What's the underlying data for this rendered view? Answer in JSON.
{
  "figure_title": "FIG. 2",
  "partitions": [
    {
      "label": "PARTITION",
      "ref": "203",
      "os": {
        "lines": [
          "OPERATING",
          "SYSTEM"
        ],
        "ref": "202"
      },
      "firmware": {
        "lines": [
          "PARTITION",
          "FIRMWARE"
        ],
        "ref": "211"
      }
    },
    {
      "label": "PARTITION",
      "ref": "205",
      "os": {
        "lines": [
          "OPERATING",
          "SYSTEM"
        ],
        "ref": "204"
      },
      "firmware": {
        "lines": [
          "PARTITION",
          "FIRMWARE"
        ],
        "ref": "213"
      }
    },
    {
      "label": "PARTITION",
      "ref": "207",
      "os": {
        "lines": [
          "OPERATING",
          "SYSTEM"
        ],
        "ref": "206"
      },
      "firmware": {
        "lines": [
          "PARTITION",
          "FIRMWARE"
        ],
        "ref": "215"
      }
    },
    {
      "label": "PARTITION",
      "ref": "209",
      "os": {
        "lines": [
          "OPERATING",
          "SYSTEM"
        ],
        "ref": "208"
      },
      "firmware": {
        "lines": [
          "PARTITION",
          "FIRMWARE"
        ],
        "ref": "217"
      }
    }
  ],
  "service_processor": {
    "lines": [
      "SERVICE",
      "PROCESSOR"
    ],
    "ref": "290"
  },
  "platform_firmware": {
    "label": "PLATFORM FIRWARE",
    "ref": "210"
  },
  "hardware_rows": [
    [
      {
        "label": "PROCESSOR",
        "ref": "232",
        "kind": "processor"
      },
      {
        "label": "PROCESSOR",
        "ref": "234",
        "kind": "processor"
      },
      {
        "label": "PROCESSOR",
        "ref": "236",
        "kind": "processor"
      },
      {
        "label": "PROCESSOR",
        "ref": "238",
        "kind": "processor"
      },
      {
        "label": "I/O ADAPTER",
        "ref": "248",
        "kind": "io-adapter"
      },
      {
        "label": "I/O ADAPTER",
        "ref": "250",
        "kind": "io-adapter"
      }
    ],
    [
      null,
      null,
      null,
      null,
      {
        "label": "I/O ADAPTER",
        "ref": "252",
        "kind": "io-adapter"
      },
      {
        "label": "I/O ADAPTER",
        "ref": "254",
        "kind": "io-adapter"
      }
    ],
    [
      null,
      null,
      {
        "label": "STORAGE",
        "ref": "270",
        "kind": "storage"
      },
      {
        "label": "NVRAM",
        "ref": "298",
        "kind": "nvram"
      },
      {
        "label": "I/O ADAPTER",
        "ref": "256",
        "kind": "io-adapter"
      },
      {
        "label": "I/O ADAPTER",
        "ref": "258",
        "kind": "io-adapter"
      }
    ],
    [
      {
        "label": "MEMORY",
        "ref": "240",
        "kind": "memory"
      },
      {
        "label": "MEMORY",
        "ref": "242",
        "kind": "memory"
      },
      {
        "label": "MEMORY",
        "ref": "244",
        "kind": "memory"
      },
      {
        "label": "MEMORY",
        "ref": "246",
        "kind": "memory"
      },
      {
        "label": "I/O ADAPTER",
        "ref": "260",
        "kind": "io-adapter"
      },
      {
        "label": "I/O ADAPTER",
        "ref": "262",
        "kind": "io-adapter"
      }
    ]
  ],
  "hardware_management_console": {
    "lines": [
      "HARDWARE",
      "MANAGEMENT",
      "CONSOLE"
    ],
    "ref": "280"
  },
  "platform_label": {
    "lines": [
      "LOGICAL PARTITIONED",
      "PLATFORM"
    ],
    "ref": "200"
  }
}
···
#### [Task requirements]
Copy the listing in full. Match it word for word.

#### [Written answer]
What's the underlying data for this rendered view? Answer in JSON.
{
  "figure_title": "FIG. 2",
  "partitions": [
    {
      "label": "PARTITION",
      "ref": "203",
      "os": {
        "lines": [
          "OPERATING",
          "SYSTEM"
        ],
        "ref": "202"
      },
      "firmware": {
        "lines": [
          "PARTITION",
          "FIRMWARE"
        ],
        "ref": "211"
      }
    },
    {
      "label": "PARTITION",
      "ref": "205",
      "os": {
        "lines": [
          "OPERATING",
          "SYSTEM"
        ],
        "ref": "204"
      },
      "firmware": {
        "lines": [
          "PARTITION",
          "FIRMWARE"
        ],
        "ref": "213"
      }
    },
    {
      "label": "PARTITION",
      "ref": "207",
      "os": {
        "lines": [
          "OPERATING",
          "SYSTEM"
        ],
        "ref": "206"
      },
      "firmware": {
        "lines": [
          "PARTITION",
          "FIRMWARE"
        ],
        "ref": "215"
      }
    },
    {
      "label": "PARTITION",
      "ref": "209",
      "os": {
        "lines": [
          "OPERATING",
          "SYSTEM"
        ],
        "ref": "208"
      },
      "firmware": {
        "lines": [
          "PARTITION",
          "FIRMWARE"
        ],
        "ref": "217"
      }
    }
  ],
  "service_processor": {
    "lines": [
      "SERVICE",
      "PROCESSOR"
    ],
    "ref": "290"
  },
  "platform_firmware": {
    "label": "PLATFORM FIRWARE",
    "ref": "210"
  },
  "hardware_rows": [
    [
      {
        "label": "PROCESSOR",
        "ref": "232",
        "kind": "processor"
      },
      {
        "label": "PROCESSOR",
        "ref": "234",
        "kind": "processor"
      },
      {
        "label": "PROCESSOR",
        "ref": "236",
        "kind": "processor"
      },
      {
        "label": "PROCESSOR",
        "ref": "238",
        "kind": "processor"
      },
      {
        "label": "I/O ADAPTER",
        "ref": "248",
        "kind": "io-adapter"
      },
      {
        "label": "I/O ADAPTER",
        "ref": "250",
        "kind": "io-adapter"
      }
    ],
    [
      null,
      null,
      null,
      null,
      {
        "label": "I/O ADAPTER",
        "ref": "252",
        "kind": "io-adapter"
      },
      {
        "label": "I/O ADAPTER",
        "ref": "254",
        "kind": "io-adapter"
      }
    ],
    [
      null,
      null,
      {
        "label": "STORAGE",
        "ref": "270",
        "kind": "storage"
      },
      {
        "label": "NVRAM",
        "ref": "298",
        "kind": "nvram"
      },
      {
        "label": "I/O ADAPTER",
        "ref": "256",
        "kind": "io-adapter"
      },
      {
        "label": "I/O ADAPTER",
        "ref": "258",
        "kind": "io-adapter"
      }
    ],
    [
      {
        "label": "MEMORY",
        "ref": "240",
        "kind": "memory"
      },
      {
        "label": "MEMORY",
        "ref": "242",
        "kind": "memory"
      },
      {
        "label": "MEMORY",
        "ref": "244",
        "kind": "memory"
      },
      {
        "label": "MEMORY",
        "ref": "246",
        "kind": "memory"
      },
      {
        "label": "I/O ADAPTER",
        "ref": "260",
        "kind": "io-adapter"
      },
      {
        "label": "I/O ADAPTER",
        "ref": "262",
        "kind": "io-adapter"
      }
    ]
  ],
  "hardware_management_console": {
    "lines": [
      "HARDWARE",
      "MANAGEMENT",
      "CONSOLE"
    ],
    "ref": "280"
  },
  "platform_label": {
    "lines": [
      "LOGICAL PARTITIONED",
      "PLATFORM"
    ],
    "ref": "200"
  }
}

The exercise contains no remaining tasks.